[Start of Attachment]
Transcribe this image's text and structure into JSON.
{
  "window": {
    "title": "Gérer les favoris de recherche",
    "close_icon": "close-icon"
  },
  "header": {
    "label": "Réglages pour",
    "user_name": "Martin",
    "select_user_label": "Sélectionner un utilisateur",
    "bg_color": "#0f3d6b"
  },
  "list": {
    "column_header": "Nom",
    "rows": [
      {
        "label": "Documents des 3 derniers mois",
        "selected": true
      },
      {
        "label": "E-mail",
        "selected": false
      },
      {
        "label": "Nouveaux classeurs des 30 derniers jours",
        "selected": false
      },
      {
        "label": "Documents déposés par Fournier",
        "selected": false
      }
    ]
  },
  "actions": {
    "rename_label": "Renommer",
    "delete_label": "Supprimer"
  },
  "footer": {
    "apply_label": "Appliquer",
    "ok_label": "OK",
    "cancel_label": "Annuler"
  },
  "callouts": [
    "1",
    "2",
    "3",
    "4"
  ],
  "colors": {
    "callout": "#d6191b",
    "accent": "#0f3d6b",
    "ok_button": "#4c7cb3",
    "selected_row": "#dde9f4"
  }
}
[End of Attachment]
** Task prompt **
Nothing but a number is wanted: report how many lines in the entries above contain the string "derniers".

** Expected answer **
2